  • qbrozenqbrozen Posts: 25,962
    Didn't find this discussion till now, but I have a couple of suggestions. The guy with the hole in the block commented that the timing belt wasn't due for another 25K miles. Uh... as far as I know the timing belt on the 2.5 engine is due at 70K, no? So at 77K miles, you were overdue. Maybe someone can correct me if I'm wrong.

    To the other valve problem, can you tell me if the bent valves were all on the side of the engine that didn't have a true head gasket? I think the possibility of coolant leaking into the cylinders on that side is quite possible. Yeah, it would be amazing that it lasted that long without a good seal, but silicone can fail over time quicker than a proper gasket. That's why they make proper gaskets and don't suggest just using silicone.

    '18 BMW 330xi; '67 Coronet R/T; '14 Town&Country Limited; '18 BMW X2. 47-car history and counting!

  • dcm61dcm61 Posts: 1,564
    The change interval is 105k miles for all 2.5L's ('96 DOHC to '04 SOHC) per the Subaru Maintenance guide that comes with the Owner's manual.

  • qbrozenqbrozen Posts: 25,962
    yer right. i checked. The 2.2 is at 60K and the 2.5 is at 105. In that case, why did the first poster change their's? Oh well.

    '18 BMW 330xi; '67 Coronet R/T; '14 Town&Country Limited; '18 BMW X2. 47-car history and counting!

  • dunkmydonut,

    Every engine requires some kind of maintenance. Most high compression, overhead cam engines are "interference" engines.
    Gates rubber has a list of interference engine applications at CCD.pdf&folder=brochure&CFID=1128154&CFTOKEN=5942664 .
    It is a little out of date, but many new vehicles are using the same engines, or upgraded version of the same engines.
    Curiously, the Subaru 2.5 boxer engine is not listed as an "interference engine".

    Good luck,

  • Mr_ShiftrightMr_Shiftright Sonoma, CaliforniaPosts: 64,490
    There are a few errors on the Gates site, so double check your information before you rely on what they have posted.
  • dcm61dcm61 Posts: 1,564
    It's my understanding that the 2.5L DOHC is interferance whereas the 2.5L SOHC is non-interference.
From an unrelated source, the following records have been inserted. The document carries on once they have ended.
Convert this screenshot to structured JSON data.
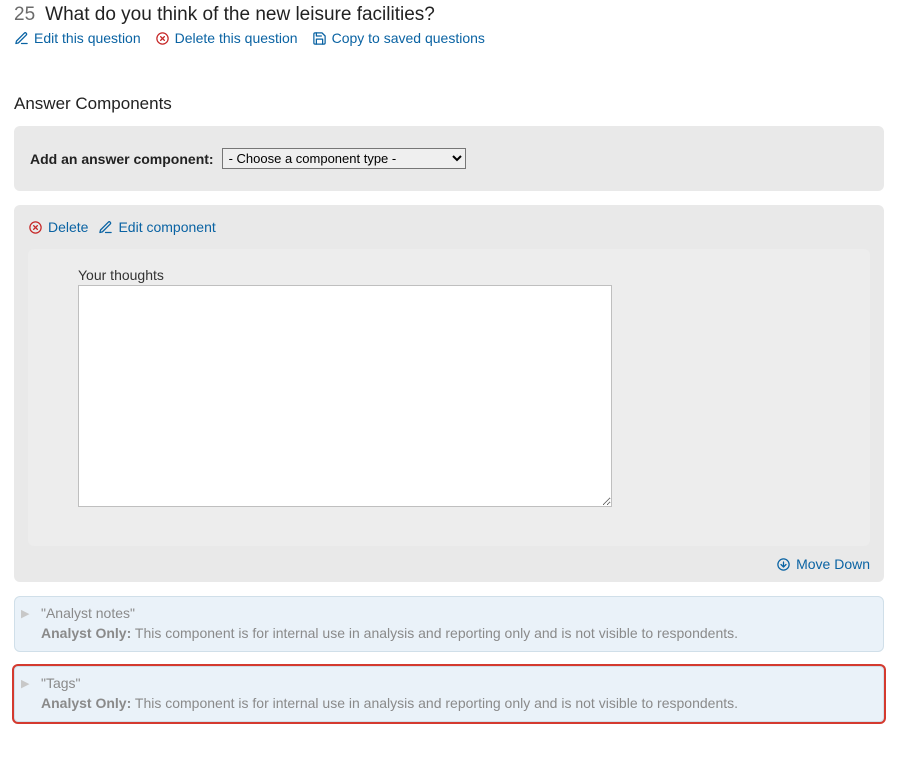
{
  "question": {
    "number": "25",
    "title": "What do you think of the new leisure facilities?"
  },
  "actions": {
    "edit_question": "Edit this question",
    "delete_question": "Delete this question",
    "copy_saved": "Copy to saved questions"
  },
  "sections": {
    "answer_components": "Answer Components"
  },
  "add_component": {
    "label": "Add an answer component:",
    "placeholder_option": "- Choose a component type -"
  },
  "component1": {
    "delete_label": "Delete",
    "edit_label": "Edit component",
    "field_label": "Your thoughts",
    "move_down": "Move Down"
  },
  "analyst_card1": {
    "title": "\"Analyst notes\"",
    "prefix": "Analyst Only:",
    "text": "This component is for internal use in analysis and reporting only and is not visible to respondents."
  },
  "analyst_card2": {
    "title": "\"Tags\"",
    "prefix": "Analyst Only:",
    "text": "This component is for internal use in analysis and reporting only and is not visible to respondents."
  }
}
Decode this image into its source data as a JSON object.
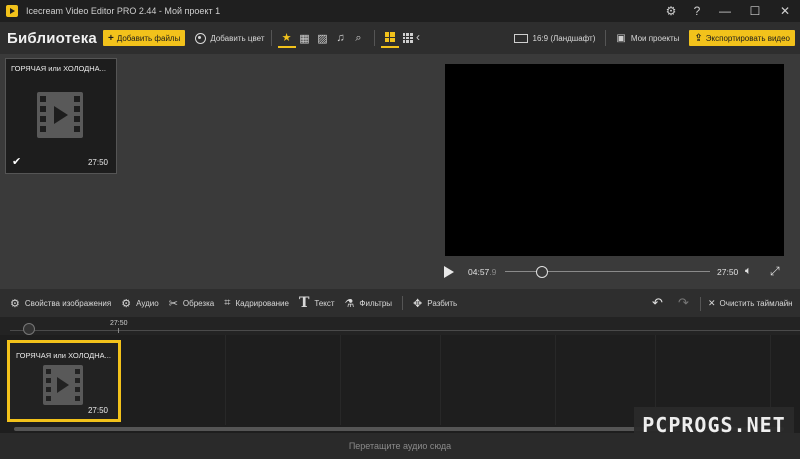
{
  "window": {
    "title": "Icecream Video Editor PRO 2.44  -  Мой проект 1",
    "settings_icon": "gear-icon",
    "help_icon": "question-icon"
  },
  "library": {
    "title": "Библиотека",
    "add_files_label": "Добавить файлы",
    "add_color_label": "Добавить цвет",
    "clips": [
      {
        "title": "ГОРЯЧАЯ или ХОЛОДНА...",
        "duration": "27:50",
        "selected": true
      }
    ]
  },
  "player_header": {
    "aspect_label": "16:9 (Ландшафт)",
    "projects_label": "Мои проекты",
    "export_label": "Экспортировать видео"
  },
  "player": {
    "current_time": "04:57",
    "current_frac": ".9",
    "total_time": "27:50",
    "progress_fraction": 0.18
  },
  "tools": {
    "image_props": "Свойства изображения",
    "audio": "Аудио",
    "trim": "Обрезка",
    "crop": "Кадрирование",
    "text_icon_glyph": "T",
    "text": "Текст",
    "filters": "Фильтры",
    "split": "Разбить",
    "clear_timeline": "Очистить таймлайн"
  },
  "timeline": {
    "ruler_label": "27:50",
    "clip": {
      "title": "ГОРЯЧАЯ или ХОЛОДНА...",
      "duration": "27:50"
    },
    "audio_drop_hint": "Перетащите аудио сюда"
  },
  "watermark": {
    "text": "PCPROGS.NET"
  },
  "colors": {
    "accent": "#f2c21b",
    "background": "#2b2b2b",
    "panel": "#3a3a3a",
    "video": "#000000"
  }
}
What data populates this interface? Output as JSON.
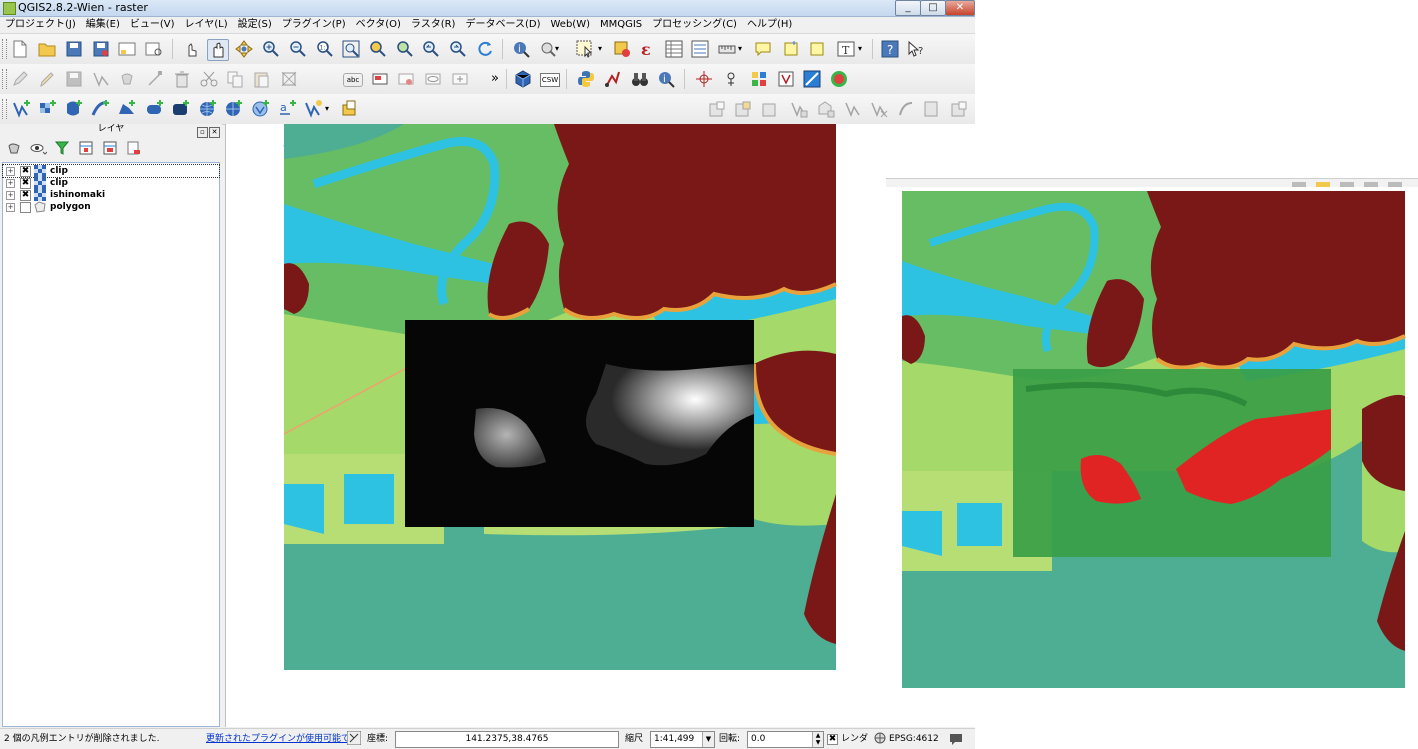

  • What does it mean if an engine is interference or non-interference?
  • ateixeiraateixeira Posts: 72,587
    Interference means if the timing belt breaks your valves could collide with the top of the pistons and cause severe engine damage.

    Non-interference means it won't. You'll still stall and need a tow truck, but it'll be much, much cheaper to repair.

    Note - the 2.5l calls for an "inspection" at 90k miles. Given the labor involved, I plan to go ahead and change it at 90k.

  • Was not my intention. I hope no one was offended by my post. I think what I was trying to say was, if Saturn can put out an over head cam engine that is chain driven, why not Subaru..or all the other interferance engines. The technology is there. Why should someone sustain a five thousand dollar expense over a broken belt. I'm aware that ohc engines are a newer design, but The valve train isn't the only part of the engine that gets stressed at higher rpm's. The average life of a race engine is one race.
    Anyway good luck to all.
  • alcanalcan Posts: 2,550
    Saturn probably isn't a good comparison. When their chain guides chew up (they do regularly), the chain jumps and the mis-timed camshaft drives the exhaust valves into the piston crowns.
  • dcm61dcm61 Posts: 1,564
    The EZ30 in the H6 Outbacks has a timing chain. My understanding is that the decision to use a chain versus belt wasn't for durability but to minimize the engine length. IIRC, the H6 motor is less than an inch longer than the H4.

  • Mr_ShiftrightMr_Shiftright Sonoma, CaliforniaPosts: 64,490
    Engine length, engine noise, less expensive castings, etc.---there are lots of advantages to using belts. Chains have their faults and their advantages as well. There is no perfect solution.
  • ateixeiraateixeira Posts: 72,587
    Yep, I was gonna mention noise and reciprocating mass.

This discussion has been closed.